All were excited about the prospect of having such a wonderful resource accessible to the community for enjoyment and recreation.  They were also pleased to hear about the goals of habitat restoration and  improvement in water quality.   They were impressed to learn that Friends has a National Park Service Rivers, Trails and Conservation Technical Assistance Grant to design trails on properties owned by the Ventura Hillsides Conservancy, the city, county and state.

Older residents remembered the days when they could simply walk down to the river to swim and play in the water.  The Parkway will restore the incredible Ventura River resource for all residents’ benefit.

Many asked about how they could volunteer to help make the River Parkway a reality.  Since Friends is a wide coalition of community, non-profit and governmental groups, prospective volunteers were directed to organizations which have ongoing volunteer efforts:  Surfrider’s Ocean Friendly Gardens and the Ventura Hillsides Conservancy’s volunteer days.

Ocean Friendly Gardens is focused on reducing urban runoff by creating natural gardens in place of lawns and trapping runoff water to nourish those gardens.
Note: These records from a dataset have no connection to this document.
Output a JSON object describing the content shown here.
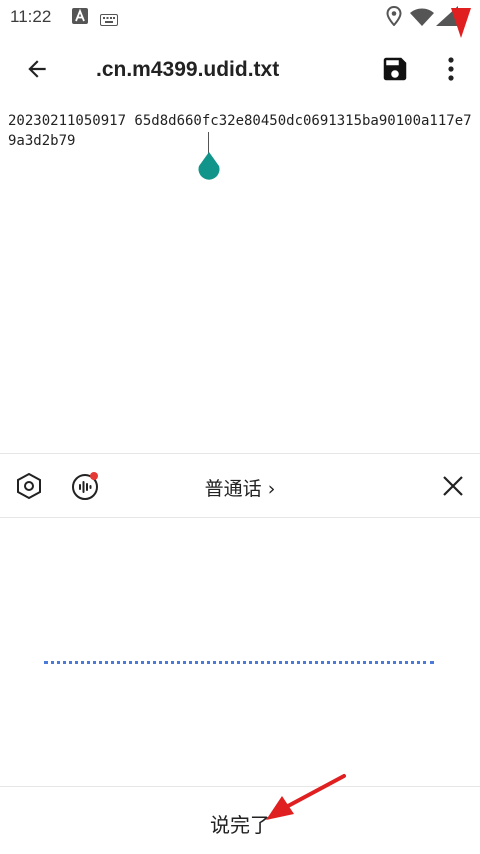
{
  "status_bar": {
    "time": "11:22",
    "icons": [
      "a-notification-icon",
      "keyboard-icon",
      "location-icon",
      "wifi-icon",
      "signal-icon"
    ]
  },
  "app_bar": {
    "title": ".cn.m4399.udid.txt",
    "icons": [
      "back-arrow-icon",
      "save-icon",
      "more-vert-icon"
    ]
  },
  "editor": {
    "text": "20230211050917 65d8d660fc32e80450dc0691315ba90100a117e79a3d2b79"
  },
  "keyboard": {
    "language_label": "普通话 ›",
    "icons": [
      "settings-hexagon-icon",
      "voice-wave-icon",
      "close-icon"
    ],
    "accent": "#e53935"
  },
  "voice": {
    "done_label": "说完了",
    "dot_color": "#4a7bd8"
  },
  "annotations": {
    "arrow_color": "#e02020"
  }
}
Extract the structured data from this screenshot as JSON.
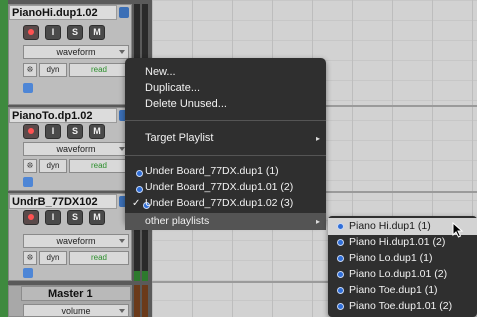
{
  "tracks": [
    {
      "name": "PianoHi.dup1.02",
      "view": "waveform",
      "dyn": "dyn",
      "mode": "read"
    },
    {
      "name": "PianoTo.dp1.02",
      "view": "waveform",
      "dyn": "dyn",
      "mode": "read"
    },
    {
      "name": "UndrB_77DX102",
      "view": "waveform",
      "dyn": "dyn",
      "mode": "read"
    },
    {
      "name": "Master 1",
      "view": "volume"
    }
  ],
  "track_buttons": {
    "input": "I",
    "solo": "S",
    "mute": "M"
  },
  "menu": {
    "new": "New...",
    "duplicate": "Duplicate...",
    "delete_unused": "Delete Unused...",
    "target_playlist": "Target Playlist",
    "playlists": [
      "Under Board_77DX.dup1 (1)",
      "Under Board_77DX.dup1.01 (2)",
      "Under Board_77DX.dup1.02 (3)"
    ],
    "other_playlists": "other playlists",
    "submenu_arrow": "▸",
    "check": "✓"
  },
  "submenu": {
    "items": [
      "Piano Hi.dup1 (1)",
      "Piano Hi.dup1.01 (2)",
      "Piano Lo.dup1 (1)",
      "Piano Lo.dup1.01 (2)",
      "Piano Toe.dup1 (1)",
      "Piano Toe.dup1.01 (2)"
    ]
  },
  "colors": {
    "playlist_bullet": "#2f6ed8",
    "track_color_strip": "#3e8a3e",
    "mode_read": "#2c8f2c"
  }
}
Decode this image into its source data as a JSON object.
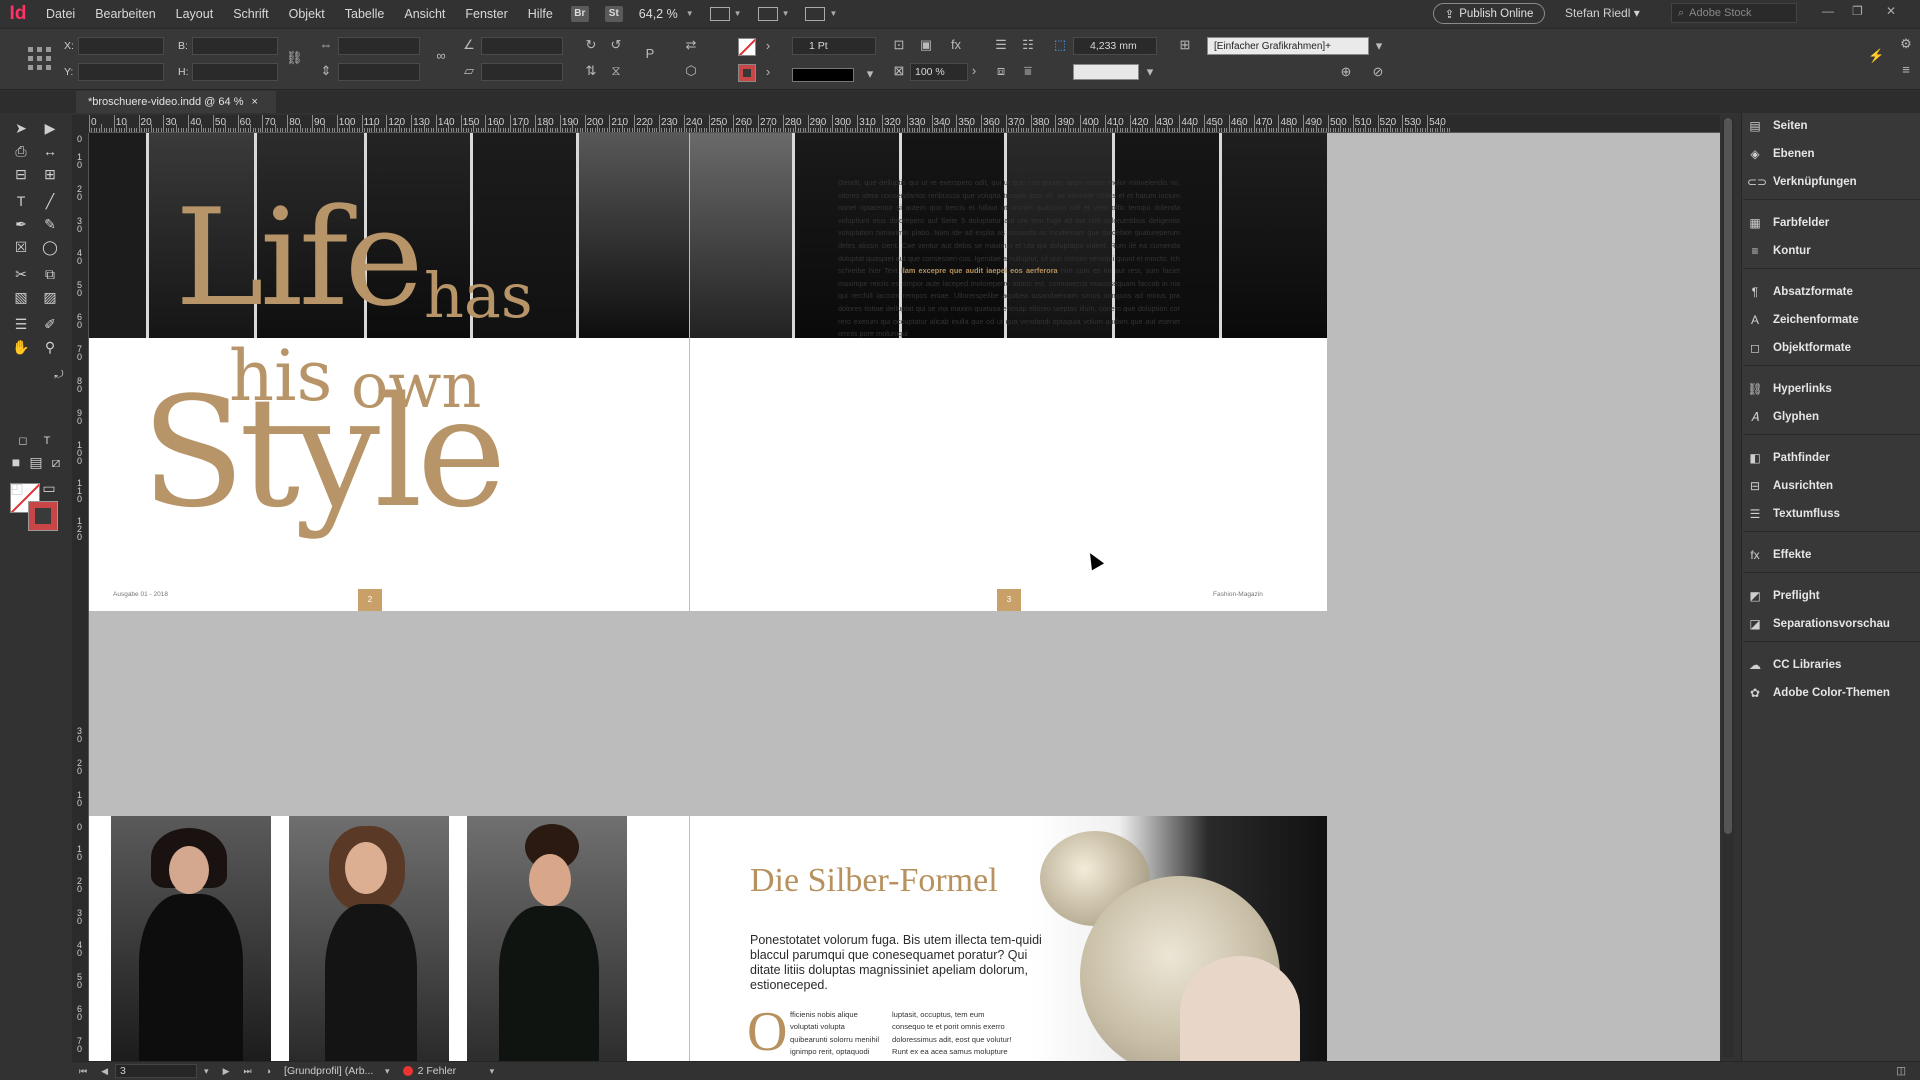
{
  "menubar": {
    "logo": "Id",
    "menus": [
      "Datei",
      "Bearbeiten",
      "Layout",
      "Schrift",
      "Objekt",
      "Tabelle",
      "Ansicht",
      "Fenster",
      "Hilfe"
    ],
    "bridge": "Br",
    "stock": "St",
    "zoom": "64,2 %",
    "publish_label": "Publish Online",
    "user": "Stefan Riedl",
    "search_placeholder": "Adobe Stock"
  },
  "control": {
    "x_label": "X:",
    "y_label": "Y:",
    "w_label": "B:",
    "h_label": "H:",
    "stroke_weight": "1 Pt",
    "scale": "100 %",
    "offset": "4,233 mm",
    "frame_style": "[Einfacher Grafikrahmen]+"
  },
  "document": {
    "tab_title": "*broschuere-video.indd @ 64 %",
    "close_glyph": "×"
  },
  "ruler": {
    "h_ticks": [
      "0",
      "10",
      "20",
      "30",
      "40",
      "50",
      "60",
      "70",
      "80",
      "90",
      "100",
      "110",
      "120",
      "130",
      "140",
      "150",
      "160",
      "170",
      "180",
      "190",
      "200",
      "210",
      "220",
      "230",
      "240",
      "250",
      "260",
      "270",
      "280",
      "290",
      "300",
      "310",
      "320",
      "330",
      "340",
      "350",
      "360",
      "370",
      "380",
      "390",
      "400",
      "410",
      "420",
      "430",
      "440",
      "450",
      "460",
      "470",
      "480",
      "490",
      "500",
      "510",
      "520",
      "530",
      "540"
    ]
  },
  "spread1": {
    "title_life": "Life",
    "title_has": "has",
    "title_his": "his",
    "title_own": "own",
    "title_style": "Style",
    "body_text_1": "Gendit, que delluptis qui ut re exerspero odit, qui ut que cus quiam, arum rature molor minvelendis mi, sitores idera nonsendantor reribuscia que volupta tusapis ipsa vit, as nonsere ctotas el et harum incium nonet optatentur si autem quo bercis et hillaut ut omnim quassum nat et vero offic temqui dolenda voluptiunt eius dolorepero auf Seite 5 doluptatur aut ute tem fugit ad ma nim volorumtibus deligentia voluptation nimaximin plabo. Nam ide ad explia as consedis as incidemam que quidebite quatureperum deles alissin cient. Cae ventur aut debis se maximin et uta qui doluptaqui vident. Rum ilé ea cumenda doluptat quaspiet aut que consesseri cus. Igendae a nulluptur, sit quo corrum verisqui quunt et mincto. Ich schreibe hier Text",
    "body_highlight": "ilam excepre que audit iaepel eos aerferora",
    "body_text_2": "nim sum es int aut rest, sum faciet maximpe reiciis es simpor aute laceped moloreperro totatis est, comniaecus maiossequam faccab in nia qui rerchill laccum rempos eniae. Ullorerspelibe aquibea tusandaemam simus iumquos ad minus pra dolores tistiae delluptat qui se ma maxim quatusa eriosap elloreo taeptas illum, conem que doluption cor rero exerum qui occuptatur alicab inulla que od ut qua vendandi optaquia volum audam que aut esenet omnis pore molumqui",
    "footer_left": "Ausgabe 01 - 2018",
    "footer_right": "Fashion-Magazin",
    "page_left": "2",
    "page_right": "3"
  },
  "spread2": {
    "headline": "Die Silber-Formel",
    "lead": "Ponestotatet volorum fuga. Bis utem illecta tem-quidi blaccul parumqui que conesequamet poratur? Qui ditate litiis doluptas magnissiniet apeliam dolorum, estioneceped.",
    "dropcap": "O",
    "col1": "fficienis nobis alique voluptati volupta quibearunti solorru menihil ignimpo rerit, optaquodi soluptae cumquo essunt. Rum hilluptusdae pa cusandi",
    "col2": "luptasit, occuptus, tem eum consequo te et porit omnis exerro doloressimus adit, eost que volutur! Runt ex ea acea samus molupture dolendae raecatur, se-"
  },
  "panels": [
    {
      "icon": "pages-icon",
      "glyph": "▤",
      "label": "Seiten"
    },
    {
      "icon": "layers-icon",
      "glyph": "◈",
      "label": "Ebenen"
    },
    {
      "icon": "links-icon",
      "glyph": "⊂⊃",
      "label": "Verknüpfungen"
    },
    {
      "icon": "swatches-icon",
      "glyph": "▦",
      "label": "Farbfelder"
    },
    {
      "icon": "stroke-icon",
      "glyph": "≡",
      "label": "Kontur"
    },
    {
      "icon": "paragraph-styles-icon",
      "glyph": "¶",
      "label": "Absatzformate"
    },
    {
      "icon": "character-styles-icon",
      "glyph": "A",
      "label": "Zeichenformate"
    },
    {
      "icon": "object-styles-icon",
      "glyph": "◻",
      "label": "Objektformate"
    },
    {
      "icon": "hyperlinks-icon",
      "glyph": "⛓",
      "label": "Hyperlinks"
    },
    {
      "icon": "glyphs-icon",
      "glyph": "𝐴",
      "label": "Glyphen"
    },
    {
      "icon": "pathfinder-icon",
      "glyph": "◧",
      "label": "Pathfinder"
    },
    {
      "icon": "align-icon",
      "glyph": "⊟",
      "label": "Ausrichten"
    },
    {
      "icon": "text-wrap-icon",
      "glyph": "☰",
      "label": "Textumfluss"
    },
    {
      "icon": "effects-icon",
      "glyph": "fx",
      "label": "Effekte"
    },
    {
      "icon": "preflight-icon",
      "glyph": "◩",
      "label": "Preflight"
    },
    {
      "icon": "separations-icon",
      "glyph": "◪",
      "label": "Separationsvorschau"
    },
    {
      "icon": "cc-libraries-icon",
      "glyph": "☁",
      "label": "CC Libraries"
    },
    {
      "icon": "adobe-color-icon",
      "glyph": "✿",
      "label": "Adobe Color-Themen"
    }
  ],
  "status": {
    "page": "3",
    "profile": "[Grundprofil] (Arb...",
    "errors": "2 Fehler"
  },
  "colors": {
    "accent_gold": "#b79569",
    "error_red": "#e33333",
    "app_logo": "#ff3366"
  }
}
Volunteers help implement these projects.

The Conservancy has much work to do on properties that it now owns along the river, so all volunteers are welcome!

Reconnecting with the River

The  Friends of the Ventura River Saturday, June 9 ‘Picnic at the River’ event introduced members of the public to the Ventura River Parkway Plan as well as many of the community & governmental organizations working toward making the plan a reality.

Attendees enjoyed a healthy picnic lunch and a short walk to the river, which included a demonstration on water quality testing and measuring stream flow rate by a member of the Santa Barbara Channelkeeper Stream Team.

In addition to showcasing the Parkway Vision, information was available on steelhead recovery efforts, the economic & recreational benefits a river parkway would provide to Ventura, the impacts of pollutants on the watershed using the city’s Enviroscape demonstration & social services efforts to assist people living in the riverbed to move into the community.

Attendees offered ideas to build upon a trails plan being developed under a technical grant with the National Park Service Rivers, Trails and Conservation Assistance program.

The Tortilla Flats Reunion & Mural Project engaged people with wonderful photos of how past residents of Ventura enjoyed the Ventura River when the river was just a short walk from their neighborhood, long before Highway 33 cut the community off from its river.

Event Sponsors & Participants

Ventura Citizens for Hillside Preservation Joins Friends of the Ventura River

Ventura Citizens for Hillside Preservation has joined Friends of the Ventura River to promote plans for a parkway along the lower reaches of the river.

The Ojai Valley Land Conservancy has already made great strides toward opening the upper stretches of the river to public recreation. Friends of the Ventura River hopes to be equally successful in opening up the lower river for public enjoyment.

Years ago the Ventura River was a centerpiece of the community.  Over the last 50 years decisions have been made, including the construction of Highway 33, which have cut the community off from the river, denying the public access to recreation on and around the river that was enjoyed by past generations.

Friends of the Ventura River will be working to restore public access to the river for hiking, biking, and picnicking, among other pursuits.

The Westside Community Plan includes the goal of improving recreational access to the river and the beach for all Venturans. Together we can make our river the centerpiece of our community once again.

If you (or a family member) have fond memories of growing up near the river and enjoying outdoor experiences at the river, we’d like to hear your story. Please share a blog entry here.